■ WHAT THE EXERCISE ASKS
Filter this listing down to the lines that contain the word "number", and copy them.

TASK INPUTS Start Marker

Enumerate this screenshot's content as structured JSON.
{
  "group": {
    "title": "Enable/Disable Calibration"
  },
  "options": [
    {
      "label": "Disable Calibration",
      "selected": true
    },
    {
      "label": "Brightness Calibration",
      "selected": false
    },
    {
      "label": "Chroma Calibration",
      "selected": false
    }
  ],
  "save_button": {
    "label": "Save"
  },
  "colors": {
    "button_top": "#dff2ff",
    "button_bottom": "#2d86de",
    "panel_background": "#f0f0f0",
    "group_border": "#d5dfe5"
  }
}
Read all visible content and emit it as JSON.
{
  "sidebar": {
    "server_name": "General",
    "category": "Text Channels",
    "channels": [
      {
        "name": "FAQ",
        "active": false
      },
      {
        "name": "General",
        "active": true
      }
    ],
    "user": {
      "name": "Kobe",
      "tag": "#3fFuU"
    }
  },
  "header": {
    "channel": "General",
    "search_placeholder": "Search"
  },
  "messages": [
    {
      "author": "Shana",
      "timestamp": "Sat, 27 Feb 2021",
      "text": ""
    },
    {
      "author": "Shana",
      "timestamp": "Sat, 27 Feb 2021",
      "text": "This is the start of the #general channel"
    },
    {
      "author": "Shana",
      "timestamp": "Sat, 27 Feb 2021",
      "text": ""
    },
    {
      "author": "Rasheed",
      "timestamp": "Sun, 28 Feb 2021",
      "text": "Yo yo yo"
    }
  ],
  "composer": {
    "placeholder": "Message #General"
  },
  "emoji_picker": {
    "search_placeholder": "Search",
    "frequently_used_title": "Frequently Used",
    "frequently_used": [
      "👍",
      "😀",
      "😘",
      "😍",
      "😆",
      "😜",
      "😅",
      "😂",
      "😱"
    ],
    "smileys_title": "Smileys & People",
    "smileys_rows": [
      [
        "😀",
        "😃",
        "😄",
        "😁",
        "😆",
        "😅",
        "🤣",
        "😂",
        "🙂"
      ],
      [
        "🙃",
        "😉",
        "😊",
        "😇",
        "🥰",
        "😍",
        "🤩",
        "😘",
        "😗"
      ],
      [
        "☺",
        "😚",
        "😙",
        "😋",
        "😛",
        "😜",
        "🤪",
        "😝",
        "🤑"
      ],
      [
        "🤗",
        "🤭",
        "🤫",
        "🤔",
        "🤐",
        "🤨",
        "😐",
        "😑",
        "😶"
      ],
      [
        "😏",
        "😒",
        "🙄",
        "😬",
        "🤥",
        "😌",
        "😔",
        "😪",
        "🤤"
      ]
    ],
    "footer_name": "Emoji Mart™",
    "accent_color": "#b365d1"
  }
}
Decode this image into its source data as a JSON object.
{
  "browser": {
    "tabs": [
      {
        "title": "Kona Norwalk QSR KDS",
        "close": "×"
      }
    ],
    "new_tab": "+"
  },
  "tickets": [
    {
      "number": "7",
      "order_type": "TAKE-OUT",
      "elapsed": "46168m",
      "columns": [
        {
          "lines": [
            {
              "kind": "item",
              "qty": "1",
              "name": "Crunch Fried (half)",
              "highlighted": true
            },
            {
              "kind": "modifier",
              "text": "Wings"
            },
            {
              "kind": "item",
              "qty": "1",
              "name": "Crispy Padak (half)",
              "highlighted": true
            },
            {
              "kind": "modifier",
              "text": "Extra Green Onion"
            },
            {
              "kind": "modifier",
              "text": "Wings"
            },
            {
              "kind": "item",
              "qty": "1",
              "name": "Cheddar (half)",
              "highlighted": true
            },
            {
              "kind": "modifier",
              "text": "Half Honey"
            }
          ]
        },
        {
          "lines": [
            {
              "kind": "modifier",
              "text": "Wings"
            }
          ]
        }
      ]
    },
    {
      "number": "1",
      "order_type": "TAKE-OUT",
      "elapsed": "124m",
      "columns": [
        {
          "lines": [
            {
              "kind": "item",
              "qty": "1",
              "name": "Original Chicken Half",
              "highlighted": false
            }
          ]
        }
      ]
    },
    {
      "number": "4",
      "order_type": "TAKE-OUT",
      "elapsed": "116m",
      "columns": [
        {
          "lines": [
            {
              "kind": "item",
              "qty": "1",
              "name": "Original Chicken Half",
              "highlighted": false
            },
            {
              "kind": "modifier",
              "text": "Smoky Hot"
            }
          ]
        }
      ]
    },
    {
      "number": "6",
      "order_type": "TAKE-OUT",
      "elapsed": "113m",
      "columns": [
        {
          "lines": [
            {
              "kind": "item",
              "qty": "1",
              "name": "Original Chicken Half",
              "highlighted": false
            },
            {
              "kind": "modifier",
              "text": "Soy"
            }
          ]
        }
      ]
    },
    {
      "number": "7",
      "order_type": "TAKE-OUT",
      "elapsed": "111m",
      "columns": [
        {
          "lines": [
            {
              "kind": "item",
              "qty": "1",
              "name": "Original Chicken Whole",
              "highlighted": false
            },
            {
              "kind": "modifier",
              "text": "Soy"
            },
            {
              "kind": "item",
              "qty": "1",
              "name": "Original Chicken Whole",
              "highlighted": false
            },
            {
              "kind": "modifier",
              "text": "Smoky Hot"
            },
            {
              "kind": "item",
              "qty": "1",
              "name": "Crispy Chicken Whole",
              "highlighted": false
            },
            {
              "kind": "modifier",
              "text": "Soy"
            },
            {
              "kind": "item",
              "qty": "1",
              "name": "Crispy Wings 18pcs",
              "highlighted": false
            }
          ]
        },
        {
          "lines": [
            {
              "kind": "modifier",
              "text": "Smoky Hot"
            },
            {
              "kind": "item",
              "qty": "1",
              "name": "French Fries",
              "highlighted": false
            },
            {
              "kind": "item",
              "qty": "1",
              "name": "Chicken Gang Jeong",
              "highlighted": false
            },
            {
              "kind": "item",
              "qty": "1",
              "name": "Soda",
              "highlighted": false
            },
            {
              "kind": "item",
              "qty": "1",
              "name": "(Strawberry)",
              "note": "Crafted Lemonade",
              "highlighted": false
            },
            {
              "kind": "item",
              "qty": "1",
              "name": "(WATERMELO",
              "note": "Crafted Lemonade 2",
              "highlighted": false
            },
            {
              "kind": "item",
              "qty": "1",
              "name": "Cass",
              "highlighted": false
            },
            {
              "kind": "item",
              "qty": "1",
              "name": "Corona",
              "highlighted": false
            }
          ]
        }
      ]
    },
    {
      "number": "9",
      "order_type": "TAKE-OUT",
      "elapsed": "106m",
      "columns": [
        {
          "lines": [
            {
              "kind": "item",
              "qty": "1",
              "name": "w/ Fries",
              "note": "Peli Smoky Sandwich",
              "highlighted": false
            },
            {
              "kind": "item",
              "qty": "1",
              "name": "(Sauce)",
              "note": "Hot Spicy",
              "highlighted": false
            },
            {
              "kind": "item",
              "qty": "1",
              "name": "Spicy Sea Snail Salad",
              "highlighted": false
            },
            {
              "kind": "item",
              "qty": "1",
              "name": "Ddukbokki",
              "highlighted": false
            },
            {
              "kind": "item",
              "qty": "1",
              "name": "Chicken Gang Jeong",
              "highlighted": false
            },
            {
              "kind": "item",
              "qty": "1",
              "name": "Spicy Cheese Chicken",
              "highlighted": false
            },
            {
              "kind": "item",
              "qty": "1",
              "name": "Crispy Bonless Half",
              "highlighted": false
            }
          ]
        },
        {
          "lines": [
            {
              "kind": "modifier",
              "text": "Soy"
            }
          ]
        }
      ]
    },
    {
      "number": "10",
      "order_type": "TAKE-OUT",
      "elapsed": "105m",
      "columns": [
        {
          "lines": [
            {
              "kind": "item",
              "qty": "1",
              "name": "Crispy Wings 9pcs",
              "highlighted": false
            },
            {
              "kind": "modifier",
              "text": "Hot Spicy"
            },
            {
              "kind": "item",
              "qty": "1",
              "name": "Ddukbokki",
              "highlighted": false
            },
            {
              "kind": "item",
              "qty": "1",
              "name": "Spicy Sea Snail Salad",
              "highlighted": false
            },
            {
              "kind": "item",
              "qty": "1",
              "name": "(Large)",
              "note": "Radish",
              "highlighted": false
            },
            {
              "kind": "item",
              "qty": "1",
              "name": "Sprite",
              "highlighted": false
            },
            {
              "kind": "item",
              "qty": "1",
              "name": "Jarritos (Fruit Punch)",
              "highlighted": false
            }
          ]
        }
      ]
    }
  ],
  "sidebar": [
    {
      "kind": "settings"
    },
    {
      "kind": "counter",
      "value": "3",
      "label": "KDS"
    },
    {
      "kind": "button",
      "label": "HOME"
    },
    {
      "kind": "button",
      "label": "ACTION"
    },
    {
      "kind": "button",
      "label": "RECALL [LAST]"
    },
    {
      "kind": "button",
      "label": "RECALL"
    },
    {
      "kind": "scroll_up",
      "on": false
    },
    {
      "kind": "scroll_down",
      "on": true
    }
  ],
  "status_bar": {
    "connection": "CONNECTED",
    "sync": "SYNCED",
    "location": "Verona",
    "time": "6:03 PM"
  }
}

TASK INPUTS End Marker

■ OUTPUT
      "number": "7",
      "number": "1",
      "number": "4",
      "number": "6",
      "number": "7",
      "number": "9",
      "number": "10",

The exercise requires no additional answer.